New Jersey Gov. Chris Christie's (R) convention keynote address on Tuesday generated criticism because it forgot to do something important: talk about Mitt Romney. It seemed as if Christie was already eyeing 2016, and wanted to use the opportunity to celebrate himself.
Last night, Sen. Marco Rubio (R-Fla.), who received a very high-profile convention slot -- he was penultimate speaker, appearing just before Romney -- did largely the same thing.
Rubio's speech was 1,733 words, only a handful of which were "Romney." What did the senator have to say about his party's presidential nominee? From the speech:
"He's a devoted husband, father and grandfather. A generous member of his community and church. Everywhere he's been, he's volunteered his time and talent to make things better for those around him."
That's it; that was the entirely of Rubio's praise of his party's presidential nominee -- at the national convention in which he was introducing Romney.

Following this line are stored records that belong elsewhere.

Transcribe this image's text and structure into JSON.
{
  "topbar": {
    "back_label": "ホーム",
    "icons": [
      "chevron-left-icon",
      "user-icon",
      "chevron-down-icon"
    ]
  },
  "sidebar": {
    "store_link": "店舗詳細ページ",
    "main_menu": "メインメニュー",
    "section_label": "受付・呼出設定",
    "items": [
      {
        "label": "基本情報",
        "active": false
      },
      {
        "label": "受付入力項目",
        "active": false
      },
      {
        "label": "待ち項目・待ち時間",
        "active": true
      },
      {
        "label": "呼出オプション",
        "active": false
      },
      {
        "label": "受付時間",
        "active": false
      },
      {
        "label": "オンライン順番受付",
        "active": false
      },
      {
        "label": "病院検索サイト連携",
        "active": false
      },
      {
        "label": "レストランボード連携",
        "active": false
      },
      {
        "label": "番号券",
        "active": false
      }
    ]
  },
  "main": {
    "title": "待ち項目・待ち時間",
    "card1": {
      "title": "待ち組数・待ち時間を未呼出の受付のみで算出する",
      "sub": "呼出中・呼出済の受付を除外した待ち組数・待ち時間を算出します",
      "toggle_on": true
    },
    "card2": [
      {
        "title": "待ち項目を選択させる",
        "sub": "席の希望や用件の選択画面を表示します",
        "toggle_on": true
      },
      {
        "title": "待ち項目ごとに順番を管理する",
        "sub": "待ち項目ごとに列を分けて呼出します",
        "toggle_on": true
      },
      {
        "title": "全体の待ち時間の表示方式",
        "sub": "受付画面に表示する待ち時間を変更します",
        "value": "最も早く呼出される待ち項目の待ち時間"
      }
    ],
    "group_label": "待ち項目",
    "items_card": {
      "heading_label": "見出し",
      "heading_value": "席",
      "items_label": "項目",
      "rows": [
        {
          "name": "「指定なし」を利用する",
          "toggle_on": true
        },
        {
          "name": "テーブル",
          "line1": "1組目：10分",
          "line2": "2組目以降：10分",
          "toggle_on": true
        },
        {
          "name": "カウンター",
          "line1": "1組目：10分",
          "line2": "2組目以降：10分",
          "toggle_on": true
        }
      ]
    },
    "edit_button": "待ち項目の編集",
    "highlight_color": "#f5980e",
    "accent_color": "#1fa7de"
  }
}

I can kinda sorta understand why Republicans are so enthralled with Rubio, to the extent that he's a handsome Latino from a swing state, a relatively good speaker, and extremely right-wing, but I can't help but notice that he doesn't seem to like Mitt Romney very much. The day after Rubio endorsed Romney, the senator said, "There are a lot of other people out there that some of us wish had run for president, but they didn't." In June, Rubio defended Romney's health care mandate in Massachusetts by saying Romney's constituents could flee to some other state, which to Rubio, somehow made the policy acceptable.
And last night, Rubio used his time in the spotlight to advance himself, not his would-be president. Given the larger suspicion that the Republican Party only tolerates Romney, and is primarily motivated by its hatred of the president, Rubio's speech helped capture a larger problem.